According to the Federal Office for the Environment (Bafu), infection with the coronavirus via contact with wastewater is very unlikely, as was stated in mid-April. According to Bafu, infection through skin contact with river and sea water also seems unlikely. This is because corona viruses only survive for a short time in water and are effectively killed in sewage treatment plants.
According to the report, research projects of this scope usually take several years. The group led by Kohn (Laboratory for Environmental Chemistry at the EPFL) and Christoph Ort and Tim Julian of Eawag had shown within a few weeks that the idea could become reality.
https://www.nau.ch/news/forschung/coron ... t-65700662
Our tap water has blue particles in it. You haven't drunk that for a long time! You don't even use it for cooking. (Since we have the descaler in the basement) These paricles do get caught in the sieve. But still it tastes a bit strange and sometimes there are stomach cramps.
Everything should always be safe for humans. But we destroy our world with all these things that make the world better. In the past, the water was more calcareous, people were less ill, but the devices still lived longer than today. It would be better to produce higher quality appliances again. Then we would also have less waste. But of course, there would be less profit for the companies. Consumers would have to pay more for that again. Moreover, one would have to learn to save again for many purchases.
The things that are already being discharged into the sewage system in the household today....Even residues of the often unnecessarily taken medication can be found inside.
Not for nothing one becomes, soon retired still to the extreme allergy sufferer.

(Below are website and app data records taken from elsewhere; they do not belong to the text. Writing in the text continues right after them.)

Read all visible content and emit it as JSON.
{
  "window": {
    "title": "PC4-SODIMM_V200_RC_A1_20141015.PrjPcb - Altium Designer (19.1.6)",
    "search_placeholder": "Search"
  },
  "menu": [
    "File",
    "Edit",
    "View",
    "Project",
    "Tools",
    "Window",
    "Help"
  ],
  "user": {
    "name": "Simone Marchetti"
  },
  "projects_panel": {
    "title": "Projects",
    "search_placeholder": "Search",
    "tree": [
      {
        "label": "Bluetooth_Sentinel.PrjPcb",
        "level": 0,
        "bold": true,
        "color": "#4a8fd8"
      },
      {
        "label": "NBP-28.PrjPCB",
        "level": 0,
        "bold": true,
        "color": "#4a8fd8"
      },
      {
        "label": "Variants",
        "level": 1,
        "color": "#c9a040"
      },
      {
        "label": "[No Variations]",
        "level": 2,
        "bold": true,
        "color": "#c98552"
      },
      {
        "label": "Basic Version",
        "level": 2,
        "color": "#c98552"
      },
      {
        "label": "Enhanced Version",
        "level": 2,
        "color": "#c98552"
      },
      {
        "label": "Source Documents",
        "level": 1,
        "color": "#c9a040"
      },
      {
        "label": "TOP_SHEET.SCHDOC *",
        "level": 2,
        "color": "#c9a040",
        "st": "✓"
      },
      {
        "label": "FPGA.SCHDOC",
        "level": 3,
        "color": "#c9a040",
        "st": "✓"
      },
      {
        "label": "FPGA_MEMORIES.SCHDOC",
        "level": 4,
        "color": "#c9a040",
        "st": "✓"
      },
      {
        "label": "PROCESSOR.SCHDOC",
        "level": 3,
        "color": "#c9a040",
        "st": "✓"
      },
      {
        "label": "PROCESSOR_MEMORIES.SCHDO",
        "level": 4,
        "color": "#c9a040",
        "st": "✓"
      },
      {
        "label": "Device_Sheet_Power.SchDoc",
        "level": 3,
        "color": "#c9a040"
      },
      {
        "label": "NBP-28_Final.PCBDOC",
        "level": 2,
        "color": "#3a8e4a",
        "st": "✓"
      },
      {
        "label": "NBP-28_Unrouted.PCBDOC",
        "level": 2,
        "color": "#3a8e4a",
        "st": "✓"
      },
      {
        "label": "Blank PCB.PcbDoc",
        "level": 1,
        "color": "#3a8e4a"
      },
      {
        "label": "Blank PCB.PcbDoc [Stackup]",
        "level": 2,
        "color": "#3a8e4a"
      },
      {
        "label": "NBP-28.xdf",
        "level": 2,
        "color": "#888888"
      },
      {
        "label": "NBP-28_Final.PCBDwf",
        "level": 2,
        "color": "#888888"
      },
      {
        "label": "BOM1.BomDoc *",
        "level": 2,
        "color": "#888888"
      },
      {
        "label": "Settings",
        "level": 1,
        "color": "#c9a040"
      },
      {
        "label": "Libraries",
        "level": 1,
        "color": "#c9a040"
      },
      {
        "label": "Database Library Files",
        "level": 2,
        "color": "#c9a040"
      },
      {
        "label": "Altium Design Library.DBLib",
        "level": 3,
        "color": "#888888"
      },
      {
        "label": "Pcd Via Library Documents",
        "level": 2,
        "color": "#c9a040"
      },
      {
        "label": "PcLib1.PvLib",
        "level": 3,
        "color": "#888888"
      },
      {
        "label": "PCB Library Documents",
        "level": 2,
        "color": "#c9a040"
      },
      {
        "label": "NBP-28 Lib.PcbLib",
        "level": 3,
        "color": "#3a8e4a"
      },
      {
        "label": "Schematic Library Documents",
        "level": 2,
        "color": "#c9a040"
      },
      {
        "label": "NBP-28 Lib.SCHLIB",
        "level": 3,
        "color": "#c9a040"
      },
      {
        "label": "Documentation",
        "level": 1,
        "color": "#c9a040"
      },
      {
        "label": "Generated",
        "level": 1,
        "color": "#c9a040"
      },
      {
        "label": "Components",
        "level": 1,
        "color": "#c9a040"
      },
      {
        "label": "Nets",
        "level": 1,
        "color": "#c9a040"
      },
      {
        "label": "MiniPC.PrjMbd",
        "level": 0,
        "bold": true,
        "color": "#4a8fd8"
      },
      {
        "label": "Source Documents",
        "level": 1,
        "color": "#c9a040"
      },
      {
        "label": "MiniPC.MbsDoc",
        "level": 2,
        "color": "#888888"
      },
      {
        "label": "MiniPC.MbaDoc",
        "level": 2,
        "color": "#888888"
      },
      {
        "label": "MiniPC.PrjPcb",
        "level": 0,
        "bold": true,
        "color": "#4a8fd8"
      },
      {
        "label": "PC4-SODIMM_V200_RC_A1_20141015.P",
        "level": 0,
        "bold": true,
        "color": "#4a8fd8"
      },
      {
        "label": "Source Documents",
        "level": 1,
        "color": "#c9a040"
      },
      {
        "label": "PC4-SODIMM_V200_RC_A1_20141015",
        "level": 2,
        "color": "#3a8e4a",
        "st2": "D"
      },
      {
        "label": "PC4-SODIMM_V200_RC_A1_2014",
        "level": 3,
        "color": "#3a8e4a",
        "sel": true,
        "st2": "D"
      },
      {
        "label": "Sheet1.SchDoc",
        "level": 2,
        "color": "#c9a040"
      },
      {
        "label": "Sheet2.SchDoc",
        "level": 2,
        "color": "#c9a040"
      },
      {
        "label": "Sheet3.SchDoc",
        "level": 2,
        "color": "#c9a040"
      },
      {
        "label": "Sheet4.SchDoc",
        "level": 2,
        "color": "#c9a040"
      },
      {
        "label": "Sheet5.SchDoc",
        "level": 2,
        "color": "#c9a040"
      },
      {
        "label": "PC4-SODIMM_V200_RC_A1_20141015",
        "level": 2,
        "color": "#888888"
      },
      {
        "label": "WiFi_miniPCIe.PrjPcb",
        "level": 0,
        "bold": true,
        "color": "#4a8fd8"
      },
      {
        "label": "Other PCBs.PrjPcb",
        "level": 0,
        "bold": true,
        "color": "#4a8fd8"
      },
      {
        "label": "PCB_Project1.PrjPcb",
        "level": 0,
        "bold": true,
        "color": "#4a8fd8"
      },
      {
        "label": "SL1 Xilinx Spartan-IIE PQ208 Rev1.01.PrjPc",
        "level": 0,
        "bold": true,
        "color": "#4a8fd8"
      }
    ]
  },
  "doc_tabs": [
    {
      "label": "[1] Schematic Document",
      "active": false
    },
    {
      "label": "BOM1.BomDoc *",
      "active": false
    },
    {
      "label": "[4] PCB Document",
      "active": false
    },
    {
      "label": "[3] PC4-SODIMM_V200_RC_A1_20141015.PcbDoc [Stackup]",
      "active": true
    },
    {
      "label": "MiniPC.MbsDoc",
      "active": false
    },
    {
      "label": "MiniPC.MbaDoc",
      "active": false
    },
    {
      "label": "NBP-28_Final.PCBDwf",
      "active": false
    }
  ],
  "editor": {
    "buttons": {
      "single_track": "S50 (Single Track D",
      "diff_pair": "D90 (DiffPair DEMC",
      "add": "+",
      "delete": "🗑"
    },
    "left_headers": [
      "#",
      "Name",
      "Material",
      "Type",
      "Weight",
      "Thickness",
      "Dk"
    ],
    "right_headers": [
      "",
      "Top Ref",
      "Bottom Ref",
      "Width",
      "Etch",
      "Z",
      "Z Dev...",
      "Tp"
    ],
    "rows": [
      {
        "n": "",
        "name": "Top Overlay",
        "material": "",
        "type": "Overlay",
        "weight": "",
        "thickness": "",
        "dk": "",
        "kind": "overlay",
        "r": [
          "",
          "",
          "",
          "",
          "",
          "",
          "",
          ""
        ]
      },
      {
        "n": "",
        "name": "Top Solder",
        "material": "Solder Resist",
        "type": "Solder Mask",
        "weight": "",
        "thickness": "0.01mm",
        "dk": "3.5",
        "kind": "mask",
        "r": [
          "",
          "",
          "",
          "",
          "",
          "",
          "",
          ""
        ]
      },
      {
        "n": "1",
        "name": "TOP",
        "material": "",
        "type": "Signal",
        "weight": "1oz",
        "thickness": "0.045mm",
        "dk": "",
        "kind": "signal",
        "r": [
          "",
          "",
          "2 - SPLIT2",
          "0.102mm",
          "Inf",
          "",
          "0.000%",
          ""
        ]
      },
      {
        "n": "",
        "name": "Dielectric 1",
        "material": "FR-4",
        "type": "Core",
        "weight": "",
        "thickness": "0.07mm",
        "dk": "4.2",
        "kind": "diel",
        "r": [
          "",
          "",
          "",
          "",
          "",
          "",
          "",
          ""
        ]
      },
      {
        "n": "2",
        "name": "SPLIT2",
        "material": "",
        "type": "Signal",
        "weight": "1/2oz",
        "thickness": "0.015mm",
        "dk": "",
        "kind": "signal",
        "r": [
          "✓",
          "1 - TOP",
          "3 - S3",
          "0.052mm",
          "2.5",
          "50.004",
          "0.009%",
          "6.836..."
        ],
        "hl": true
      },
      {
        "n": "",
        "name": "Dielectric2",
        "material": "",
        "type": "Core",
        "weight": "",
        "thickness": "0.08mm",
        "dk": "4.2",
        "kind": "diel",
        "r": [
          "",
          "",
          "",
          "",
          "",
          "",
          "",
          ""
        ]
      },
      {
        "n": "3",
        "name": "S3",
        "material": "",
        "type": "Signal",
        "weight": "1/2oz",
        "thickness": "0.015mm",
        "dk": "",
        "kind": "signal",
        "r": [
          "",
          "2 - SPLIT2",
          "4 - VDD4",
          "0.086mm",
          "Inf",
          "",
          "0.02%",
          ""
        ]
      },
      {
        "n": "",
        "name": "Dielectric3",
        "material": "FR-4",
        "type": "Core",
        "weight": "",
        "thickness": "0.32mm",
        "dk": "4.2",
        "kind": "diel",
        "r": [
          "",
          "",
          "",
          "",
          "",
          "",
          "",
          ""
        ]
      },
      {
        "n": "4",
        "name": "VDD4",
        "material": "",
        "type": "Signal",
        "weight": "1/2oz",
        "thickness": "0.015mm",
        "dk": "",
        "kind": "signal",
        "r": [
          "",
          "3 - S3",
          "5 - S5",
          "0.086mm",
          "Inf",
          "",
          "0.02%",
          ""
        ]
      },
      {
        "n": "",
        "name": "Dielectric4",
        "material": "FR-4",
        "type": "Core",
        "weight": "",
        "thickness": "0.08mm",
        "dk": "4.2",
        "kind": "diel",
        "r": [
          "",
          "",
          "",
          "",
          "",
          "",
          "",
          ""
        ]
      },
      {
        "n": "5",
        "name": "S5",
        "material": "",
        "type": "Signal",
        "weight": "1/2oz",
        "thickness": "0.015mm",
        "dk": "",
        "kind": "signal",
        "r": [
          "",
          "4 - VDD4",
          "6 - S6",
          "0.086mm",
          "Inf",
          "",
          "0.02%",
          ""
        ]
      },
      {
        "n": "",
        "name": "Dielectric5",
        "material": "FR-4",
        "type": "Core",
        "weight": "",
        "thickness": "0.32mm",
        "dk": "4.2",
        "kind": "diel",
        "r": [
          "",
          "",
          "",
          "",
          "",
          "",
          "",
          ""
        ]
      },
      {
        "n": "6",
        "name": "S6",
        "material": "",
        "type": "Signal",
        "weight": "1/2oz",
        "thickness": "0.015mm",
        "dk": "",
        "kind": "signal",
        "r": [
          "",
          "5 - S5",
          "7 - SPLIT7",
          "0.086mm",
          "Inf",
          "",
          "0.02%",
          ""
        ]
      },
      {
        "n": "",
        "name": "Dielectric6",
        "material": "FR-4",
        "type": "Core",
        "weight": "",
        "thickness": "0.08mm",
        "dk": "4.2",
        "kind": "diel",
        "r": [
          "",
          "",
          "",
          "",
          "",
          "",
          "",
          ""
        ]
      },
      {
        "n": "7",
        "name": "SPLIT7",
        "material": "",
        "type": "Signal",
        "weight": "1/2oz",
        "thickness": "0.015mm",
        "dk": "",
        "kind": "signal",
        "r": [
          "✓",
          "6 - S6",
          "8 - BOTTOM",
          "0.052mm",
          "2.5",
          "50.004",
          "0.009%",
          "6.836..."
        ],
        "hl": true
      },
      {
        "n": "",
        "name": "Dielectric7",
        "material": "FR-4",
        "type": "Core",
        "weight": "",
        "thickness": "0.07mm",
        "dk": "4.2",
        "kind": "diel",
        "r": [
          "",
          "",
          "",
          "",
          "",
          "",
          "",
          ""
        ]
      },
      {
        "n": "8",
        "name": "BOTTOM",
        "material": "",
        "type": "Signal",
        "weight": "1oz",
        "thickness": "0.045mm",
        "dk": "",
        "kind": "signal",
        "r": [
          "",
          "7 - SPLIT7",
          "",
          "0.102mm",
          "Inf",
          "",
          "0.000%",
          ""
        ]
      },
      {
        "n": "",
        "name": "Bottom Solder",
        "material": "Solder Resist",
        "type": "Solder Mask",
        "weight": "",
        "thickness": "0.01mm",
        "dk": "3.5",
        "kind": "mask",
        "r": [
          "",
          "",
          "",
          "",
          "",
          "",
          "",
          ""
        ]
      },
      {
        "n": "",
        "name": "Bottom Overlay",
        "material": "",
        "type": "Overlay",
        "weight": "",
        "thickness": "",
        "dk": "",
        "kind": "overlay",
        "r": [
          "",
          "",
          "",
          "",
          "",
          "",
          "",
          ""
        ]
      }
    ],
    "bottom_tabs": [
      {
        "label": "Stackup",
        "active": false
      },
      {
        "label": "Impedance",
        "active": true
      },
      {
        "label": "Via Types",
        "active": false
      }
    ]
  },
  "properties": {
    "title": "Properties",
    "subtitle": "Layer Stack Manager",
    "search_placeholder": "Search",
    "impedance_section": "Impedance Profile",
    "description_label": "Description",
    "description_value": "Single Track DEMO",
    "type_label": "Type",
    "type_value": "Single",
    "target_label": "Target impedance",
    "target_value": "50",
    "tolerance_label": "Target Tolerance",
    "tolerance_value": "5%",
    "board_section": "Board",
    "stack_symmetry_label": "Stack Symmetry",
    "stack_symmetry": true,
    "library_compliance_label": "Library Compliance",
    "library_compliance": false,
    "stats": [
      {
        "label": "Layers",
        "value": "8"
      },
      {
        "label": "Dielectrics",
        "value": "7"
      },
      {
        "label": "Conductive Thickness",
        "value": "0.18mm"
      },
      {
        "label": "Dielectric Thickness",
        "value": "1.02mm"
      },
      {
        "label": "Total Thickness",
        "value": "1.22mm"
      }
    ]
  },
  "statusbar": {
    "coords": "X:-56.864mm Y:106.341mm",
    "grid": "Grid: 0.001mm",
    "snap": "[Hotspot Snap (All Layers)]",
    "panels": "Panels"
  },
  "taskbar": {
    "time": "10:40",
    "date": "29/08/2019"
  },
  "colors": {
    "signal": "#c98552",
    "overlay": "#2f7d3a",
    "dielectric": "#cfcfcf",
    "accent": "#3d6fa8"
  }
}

I used to buy potatoes and apples for a winter. They were always as if they were fresh. Now I live again in the exact same flat as in the 80s. But after three weeks at the latest everything in the cellar is totally wrecked. Although it was bought directly from the farmer and uncleaned like then. After all, we do not have the same winters as before. This year we only had to shovel some snow for two days. November 1984 I couldn't even go outside with the pram anymore, there was so much snow. Now in November nothing more. The world seems to be beyond saving. The only question is, do we older people have to live through the worst of it? Anyway, it's coming sooner than anyone thought!